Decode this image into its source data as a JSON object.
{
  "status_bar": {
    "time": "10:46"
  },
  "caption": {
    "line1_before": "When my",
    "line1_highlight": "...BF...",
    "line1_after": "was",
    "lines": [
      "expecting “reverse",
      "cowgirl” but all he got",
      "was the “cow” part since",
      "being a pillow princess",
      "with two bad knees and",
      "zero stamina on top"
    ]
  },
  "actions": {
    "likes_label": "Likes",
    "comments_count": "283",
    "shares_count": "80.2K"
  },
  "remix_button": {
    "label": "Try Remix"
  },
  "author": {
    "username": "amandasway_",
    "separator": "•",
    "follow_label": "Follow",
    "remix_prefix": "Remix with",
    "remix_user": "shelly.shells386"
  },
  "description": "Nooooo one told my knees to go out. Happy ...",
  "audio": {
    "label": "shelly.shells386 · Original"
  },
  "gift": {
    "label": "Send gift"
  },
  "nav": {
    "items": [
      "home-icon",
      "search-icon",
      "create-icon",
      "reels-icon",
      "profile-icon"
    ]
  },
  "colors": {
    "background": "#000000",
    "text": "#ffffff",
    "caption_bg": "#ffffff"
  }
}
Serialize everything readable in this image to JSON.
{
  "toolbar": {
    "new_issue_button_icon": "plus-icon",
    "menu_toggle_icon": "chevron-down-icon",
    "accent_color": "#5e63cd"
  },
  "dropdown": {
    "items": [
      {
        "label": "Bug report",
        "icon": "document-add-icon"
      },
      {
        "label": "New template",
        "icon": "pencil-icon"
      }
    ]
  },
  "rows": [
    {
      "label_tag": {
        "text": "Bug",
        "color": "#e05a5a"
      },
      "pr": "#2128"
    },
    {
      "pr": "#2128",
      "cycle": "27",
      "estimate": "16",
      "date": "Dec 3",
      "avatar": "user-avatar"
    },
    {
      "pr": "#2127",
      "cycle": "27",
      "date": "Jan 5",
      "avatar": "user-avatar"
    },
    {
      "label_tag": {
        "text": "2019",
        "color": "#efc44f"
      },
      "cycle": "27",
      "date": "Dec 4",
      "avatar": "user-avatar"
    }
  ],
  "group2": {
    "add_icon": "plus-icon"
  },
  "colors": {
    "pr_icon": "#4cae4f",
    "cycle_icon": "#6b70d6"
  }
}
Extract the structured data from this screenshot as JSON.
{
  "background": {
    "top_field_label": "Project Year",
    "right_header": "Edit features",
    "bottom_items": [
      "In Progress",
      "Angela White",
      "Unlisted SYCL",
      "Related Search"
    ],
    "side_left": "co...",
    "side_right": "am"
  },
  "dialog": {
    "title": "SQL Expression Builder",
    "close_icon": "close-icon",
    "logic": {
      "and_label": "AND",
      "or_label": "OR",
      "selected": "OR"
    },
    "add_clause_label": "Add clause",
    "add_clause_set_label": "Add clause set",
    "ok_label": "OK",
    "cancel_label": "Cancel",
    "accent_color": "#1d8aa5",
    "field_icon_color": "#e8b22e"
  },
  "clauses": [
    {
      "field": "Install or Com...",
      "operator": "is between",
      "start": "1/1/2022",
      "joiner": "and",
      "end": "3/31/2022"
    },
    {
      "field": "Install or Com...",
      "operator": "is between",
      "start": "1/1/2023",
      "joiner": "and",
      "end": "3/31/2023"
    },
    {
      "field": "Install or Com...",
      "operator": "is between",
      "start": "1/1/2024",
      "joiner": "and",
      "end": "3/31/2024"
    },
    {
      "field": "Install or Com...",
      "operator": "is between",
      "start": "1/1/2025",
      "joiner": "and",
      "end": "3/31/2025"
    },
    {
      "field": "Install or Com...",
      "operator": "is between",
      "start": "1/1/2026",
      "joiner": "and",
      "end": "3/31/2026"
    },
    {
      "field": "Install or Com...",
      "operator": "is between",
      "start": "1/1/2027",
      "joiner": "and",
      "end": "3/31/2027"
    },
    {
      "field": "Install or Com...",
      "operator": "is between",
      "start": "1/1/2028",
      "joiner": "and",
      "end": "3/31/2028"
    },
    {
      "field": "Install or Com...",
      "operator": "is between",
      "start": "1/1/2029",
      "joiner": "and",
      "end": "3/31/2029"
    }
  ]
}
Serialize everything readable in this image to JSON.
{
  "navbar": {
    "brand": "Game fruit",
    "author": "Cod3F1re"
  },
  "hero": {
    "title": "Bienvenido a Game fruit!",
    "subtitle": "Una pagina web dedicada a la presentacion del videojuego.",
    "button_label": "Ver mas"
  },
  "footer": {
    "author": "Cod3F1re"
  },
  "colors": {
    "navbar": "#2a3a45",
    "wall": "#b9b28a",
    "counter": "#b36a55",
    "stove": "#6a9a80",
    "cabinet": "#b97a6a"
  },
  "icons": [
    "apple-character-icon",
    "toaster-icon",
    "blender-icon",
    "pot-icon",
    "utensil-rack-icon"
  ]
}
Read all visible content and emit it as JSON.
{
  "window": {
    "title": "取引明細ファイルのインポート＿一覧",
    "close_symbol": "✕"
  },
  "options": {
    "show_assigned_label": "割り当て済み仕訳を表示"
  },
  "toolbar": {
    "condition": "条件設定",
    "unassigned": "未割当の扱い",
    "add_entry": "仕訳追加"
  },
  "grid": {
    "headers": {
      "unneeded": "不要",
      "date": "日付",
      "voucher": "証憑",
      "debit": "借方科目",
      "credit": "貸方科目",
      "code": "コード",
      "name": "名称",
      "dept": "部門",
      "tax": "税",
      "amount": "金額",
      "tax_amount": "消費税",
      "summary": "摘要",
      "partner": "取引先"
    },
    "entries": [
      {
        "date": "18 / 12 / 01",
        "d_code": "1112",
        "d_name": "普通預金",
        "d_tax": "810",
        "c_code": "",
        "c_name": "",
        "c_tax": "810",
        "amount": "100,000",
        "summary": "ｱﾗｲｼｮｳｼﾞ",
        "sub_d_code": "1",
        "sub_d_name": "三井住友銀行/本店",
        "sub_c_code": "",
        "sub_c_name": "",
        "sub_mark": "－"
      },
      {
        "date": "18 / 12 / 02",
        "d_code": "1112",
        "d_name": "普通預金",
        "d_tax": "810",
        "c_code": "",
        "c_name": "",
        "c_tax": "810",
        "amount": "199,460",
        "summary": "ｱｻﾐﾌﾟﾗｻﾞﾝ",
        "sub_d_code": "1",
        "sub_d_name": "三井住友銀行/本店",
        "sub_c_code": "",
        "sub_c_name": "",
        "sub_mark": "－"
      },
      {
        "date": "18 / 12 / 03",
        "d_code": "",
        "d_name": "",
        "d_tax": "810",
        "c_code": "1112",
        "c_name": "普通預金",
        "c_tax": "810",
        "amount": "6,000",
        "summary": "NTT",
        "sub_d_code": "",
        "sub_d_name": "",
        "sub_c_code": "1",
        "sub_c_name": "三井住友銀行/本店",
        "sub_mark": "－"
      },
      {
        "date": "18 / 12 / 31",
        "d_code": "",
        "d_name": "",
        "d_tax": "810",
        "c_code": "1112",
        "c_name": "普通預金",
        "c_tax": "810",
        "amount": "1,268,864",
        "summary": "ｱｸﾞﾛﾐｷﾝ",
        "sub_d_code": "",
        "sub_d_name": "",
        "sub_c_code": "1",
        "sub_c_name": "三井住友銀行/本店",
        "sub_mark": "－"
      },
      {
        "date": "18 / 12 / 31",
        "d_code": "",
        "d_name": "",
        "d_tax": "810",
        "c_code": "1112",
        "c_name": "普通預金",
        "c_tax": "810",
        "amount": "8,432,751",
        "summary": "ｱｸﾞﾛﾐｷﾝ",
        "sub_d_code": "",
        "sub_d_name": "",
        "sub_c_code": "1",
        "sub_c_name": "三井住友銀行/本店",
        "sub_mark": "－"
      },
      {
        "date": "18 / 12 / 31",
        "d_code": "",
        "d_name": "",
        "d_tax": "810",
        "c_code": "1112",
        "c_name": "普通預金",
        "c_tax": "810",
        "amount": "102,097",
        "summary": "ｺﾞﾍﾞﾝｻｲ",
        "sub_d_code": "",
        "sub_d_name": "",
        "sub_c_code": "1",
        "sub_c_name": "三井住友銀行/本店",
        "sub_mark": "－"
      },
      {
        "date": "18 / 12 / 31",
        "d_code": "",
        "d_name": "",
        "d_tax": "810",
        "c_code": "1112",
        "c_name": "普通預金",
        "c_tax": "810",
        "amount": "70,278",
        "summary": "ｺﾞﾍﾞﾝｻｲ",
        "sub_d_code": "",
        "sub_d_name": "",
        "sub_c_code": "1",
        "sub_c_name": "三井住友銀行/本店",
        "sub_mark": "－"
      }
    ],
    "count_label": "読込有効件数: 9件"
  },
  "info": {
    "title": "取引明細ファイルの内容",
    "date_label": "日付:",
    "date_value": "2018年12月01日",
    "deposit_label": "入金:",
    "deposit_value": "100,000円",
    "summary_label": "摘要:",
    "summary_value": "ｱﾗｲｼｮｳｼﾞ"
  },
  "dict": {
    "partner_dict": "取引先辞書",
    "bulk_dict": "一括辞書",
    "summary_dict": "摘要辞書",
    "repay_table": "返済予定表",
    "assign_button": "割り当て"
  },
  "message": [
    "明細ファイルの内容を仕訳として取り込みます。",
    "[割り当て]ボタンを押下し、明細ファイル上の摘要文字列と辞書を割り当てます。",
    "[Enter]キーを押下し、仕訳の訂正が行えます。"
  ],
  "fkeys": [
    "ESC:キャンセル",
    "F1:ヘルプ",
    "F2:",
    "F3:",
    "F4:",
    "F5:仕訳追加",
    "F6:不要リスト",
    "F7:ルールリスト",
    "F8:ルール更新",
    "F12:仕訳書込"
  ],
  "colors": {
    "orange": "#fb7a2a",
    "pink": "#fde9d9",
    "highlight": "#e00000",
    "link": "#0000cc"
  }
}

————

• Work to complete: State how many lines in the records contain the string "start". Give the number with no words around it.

• Answer space: 8